Your tooth pain might be coming from an unexpected place.
Illnesses That Can Cause Tooth Pain
Many illnesses can present with symptoms, affecting parts of our bodies that we wouldn't expect. For example, inflammation of the appendix (appendicitis), which is located in the lower right abdomen, can cause shooting pain in the left shoulder! This is just one example of how interconnected our bodily and nervous systems are.
Though many toothaches stem from actual dental issues, some medical conditions can cause dental pain:
- Sinus Infections - viral or bacterial infections of the sinus cavity, or sinusitis, inflammation of the sinuses, can often cause pain in the upper teeth. This is because our sinuses, particularly the maxillary sinus, are located near our upper molars. When these sinuses are inflamed, it can impact the nerve of teeth, causing pain. When this occurs, the pain is likely to remain until the inflammation has gone down as the illness runs its course.

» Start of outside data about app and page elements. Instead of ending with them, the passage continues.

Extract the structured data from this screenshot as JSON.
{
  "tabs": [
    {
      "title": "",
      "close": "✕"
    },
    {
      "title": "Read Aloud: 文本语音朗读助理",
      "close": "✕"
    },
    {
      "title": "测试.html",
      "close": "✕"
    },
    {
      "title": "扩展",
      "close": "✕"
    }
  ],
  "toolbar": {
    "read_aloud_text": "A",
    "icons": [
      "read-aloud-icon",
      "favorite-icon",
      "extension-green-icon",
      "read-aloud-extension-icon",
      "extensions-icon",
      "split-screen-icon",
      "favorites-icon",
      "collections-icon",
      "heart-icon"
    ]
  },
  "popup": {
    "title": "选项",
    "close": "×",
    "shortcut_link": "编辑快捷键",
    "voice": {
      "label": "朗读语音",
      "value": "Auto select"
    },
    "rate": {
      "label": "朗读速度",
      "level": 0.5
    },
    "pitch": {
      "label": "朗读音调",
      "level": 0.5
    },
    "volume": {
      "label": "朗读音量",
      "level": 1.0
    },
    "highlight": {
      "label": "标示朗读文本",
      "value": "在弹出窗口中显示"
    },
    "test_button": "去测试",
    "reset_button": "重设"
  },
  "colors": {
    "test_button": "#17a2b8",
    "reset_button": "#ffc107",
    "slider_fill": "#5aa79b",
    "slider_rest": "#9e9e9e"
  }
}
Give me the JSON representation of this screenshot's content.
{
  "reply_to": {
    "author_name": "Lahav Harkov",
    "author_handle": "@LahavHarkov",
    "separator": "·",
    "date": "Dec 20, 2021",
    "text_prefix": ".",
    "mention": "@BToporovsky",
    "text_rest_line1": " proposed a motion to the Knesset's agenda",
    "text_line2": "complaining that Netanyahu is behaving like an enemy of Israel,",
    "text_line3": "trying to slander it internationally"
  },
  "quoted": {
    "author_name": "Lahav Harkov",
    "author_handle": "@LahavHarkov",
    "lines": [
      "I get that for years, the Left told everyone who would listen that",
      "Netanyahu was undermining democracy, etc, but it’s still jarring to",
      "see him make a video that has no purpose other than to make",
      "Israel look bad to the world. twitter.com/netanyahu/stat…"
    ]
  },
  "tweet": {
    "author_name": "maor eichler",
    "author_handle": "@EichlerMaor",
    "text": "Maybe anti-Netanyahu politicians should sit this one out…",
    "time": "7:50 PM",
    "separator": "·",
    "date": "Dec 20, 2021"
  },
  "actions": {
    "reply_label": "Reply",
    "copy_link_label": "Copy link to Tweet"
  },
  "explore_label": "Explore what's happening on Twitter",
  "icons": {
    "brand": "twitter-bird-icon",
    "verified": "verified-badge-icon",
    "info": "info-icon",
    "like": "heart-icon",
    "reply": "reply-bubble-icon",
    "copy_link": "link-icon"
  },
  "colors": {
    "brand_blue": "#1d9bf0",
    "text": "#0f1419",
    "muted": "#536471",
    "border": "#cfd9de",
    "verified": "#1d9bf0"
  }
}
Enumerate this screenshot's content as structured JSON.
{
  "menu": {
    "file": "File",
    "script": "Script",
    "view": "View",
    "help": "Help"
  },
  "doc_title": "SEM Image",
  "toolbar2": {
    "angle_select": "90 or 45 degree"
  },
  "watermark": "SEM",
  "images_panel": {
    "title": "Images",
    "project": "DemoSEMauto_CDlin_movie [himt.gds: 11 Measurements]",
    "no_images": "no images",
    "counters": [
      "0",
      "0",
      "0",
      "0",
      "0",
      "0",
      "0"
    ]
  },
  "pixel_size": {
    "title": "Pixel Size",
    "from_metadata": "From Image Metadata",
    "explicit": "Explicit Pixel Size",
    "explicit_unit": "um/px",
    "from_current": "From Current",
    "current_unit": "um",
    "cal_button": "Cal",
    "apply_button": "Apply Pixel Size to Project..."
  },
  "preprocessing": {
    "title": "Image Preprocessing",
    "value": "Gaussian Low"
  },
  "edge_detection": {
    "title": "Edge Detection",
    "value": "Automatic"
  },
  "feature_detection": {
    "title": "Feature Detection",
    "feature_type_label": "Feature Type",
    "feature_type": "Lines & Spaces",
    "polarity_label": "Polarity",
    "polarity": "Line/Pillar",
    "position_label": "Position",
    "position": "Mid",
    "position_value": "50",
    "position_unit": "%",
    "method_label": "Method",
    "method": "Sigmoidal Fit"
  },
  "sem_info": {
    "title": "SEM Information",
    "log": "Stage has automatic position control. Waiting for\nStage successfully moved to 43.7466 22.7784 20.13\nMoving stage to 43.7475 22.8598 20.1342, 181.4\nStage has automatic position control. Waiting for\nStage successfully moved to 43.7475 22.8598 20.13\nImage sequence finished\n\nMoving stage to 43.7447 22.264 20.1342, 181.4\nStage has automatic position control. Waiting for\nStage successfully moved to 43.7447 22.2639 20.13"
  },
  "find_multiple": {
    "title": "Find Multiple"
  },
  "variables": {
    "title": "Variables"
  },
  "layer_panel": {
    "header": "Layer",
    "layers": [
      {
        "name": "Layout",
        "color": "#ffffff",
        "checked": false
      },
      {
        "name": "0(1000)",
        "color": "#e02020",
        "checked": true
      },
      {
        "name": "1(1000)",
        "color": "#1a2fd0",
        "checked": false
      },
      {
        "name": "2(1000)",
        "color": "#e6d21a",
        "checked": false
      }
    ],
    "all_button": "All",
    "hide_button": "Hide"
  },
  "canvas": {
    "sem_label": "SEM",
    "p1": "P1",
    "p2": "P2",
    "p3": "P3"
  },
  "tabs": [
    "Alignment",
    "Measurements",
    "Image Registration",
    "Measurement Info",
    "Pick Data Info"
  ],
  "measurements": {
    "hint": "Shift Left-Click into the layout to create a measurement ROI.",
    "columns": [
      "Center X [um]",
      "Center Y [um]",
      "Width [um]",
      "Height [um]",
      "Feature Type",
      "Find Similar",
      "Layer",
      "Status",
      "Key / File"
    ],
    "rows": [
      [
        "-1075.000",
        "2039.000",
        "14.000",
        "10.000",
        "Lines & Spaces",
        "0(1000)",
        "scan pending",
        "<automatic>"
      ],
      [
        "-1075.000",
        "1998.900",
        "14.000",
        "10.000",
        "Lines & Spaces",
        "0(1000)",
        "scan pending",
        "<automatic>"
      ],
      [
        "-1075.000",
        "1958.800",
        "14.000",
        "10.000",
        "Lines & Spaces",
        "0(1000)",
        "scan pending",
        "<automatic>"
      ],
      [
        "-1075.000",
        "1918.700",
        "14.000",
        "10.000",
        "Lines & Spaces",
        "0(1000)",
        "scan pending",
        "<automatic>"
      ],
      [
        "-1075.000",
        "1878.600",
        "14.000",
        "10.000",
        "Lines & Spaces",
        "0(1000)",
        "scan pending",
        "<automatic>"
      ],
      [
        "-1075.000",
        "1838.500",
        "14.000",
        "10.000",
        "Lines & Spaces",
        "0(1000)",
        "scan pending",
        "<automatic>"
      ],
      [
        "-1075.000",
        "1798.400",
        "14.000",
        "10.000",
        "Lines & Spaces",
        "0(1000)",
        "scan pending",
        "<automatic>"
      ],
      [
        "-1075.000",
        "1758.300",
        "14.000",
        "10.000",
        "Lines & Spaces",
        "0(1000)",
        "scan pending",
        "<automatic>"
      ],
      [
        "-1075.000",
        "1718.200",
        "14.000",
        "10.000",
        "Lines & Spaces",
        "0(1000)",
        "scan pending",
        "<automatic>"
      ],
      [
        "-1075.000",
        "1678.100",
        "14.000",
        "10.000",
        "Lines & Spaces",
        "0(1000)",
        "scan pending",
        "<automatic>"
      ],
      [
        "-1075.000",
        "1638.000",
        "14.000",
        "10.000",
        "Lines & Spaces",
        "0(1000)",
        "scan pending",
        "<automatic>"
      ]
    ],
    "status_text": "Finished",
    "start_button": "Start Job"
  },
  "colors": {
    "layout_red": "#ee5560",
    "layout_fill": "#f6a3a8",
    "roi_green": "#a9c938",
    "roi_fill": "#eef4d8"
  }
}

- Ear Infection - as our ears are also very close to our jaws and teeth, those who have developed an ear infection may notice tooth pain on the same side of the head as the ear infection. Again, once the illness runs its course and other symptoms have reduced, any tooth pain associated with the ear infection should subside. Conversely, tooth and jaw problems can cause ear pain.
- Angina - this type of chest pain caused from lowered amounts of blood reaching the heart due to coronary artery disease can actually travel, reaching the teeth and jaw. Angina can be very serious, and in many cases, lead to a heart attack.
Should I See a Doctor?
It is always best to see a doctor when experiencing chest pain, ear pain, or sinus problems, with or without a toothache - especially if the pain is persistent. It also might be easy to write off a toothache if you've had a recent cold, but there's always a chance that a dental issue is also present, so seeking professional advice is always the best way to go.
Other Surprising Reasons for Tooth Pain
Again, ruling out actual dental issues, there are a surprising number of factors that can contribute to an achy tooth:
- Acids - An acidic diet (citrus, coffee) or stomach acid (frequent vomiting, GERD) weakens tooth enamel
- Clenching/Grinding - Extra pressure from clenching (stress, anger) or grinding while sleeping affects your teeth
- Oral Care - Tooth whitening products can cause sensitivity; overusing acidic oral rinses can damage enamel/dentin
- Intense Workout Regimes - Endurance training may wear down enamel, increasing the risk of cavities; the reason is unclear, but scientists believe it may be linked to the amount of saliva in the mouth
- Pregnancy - Hormonal changes leaves the mother to be at higher risk for gum disease and tooth decay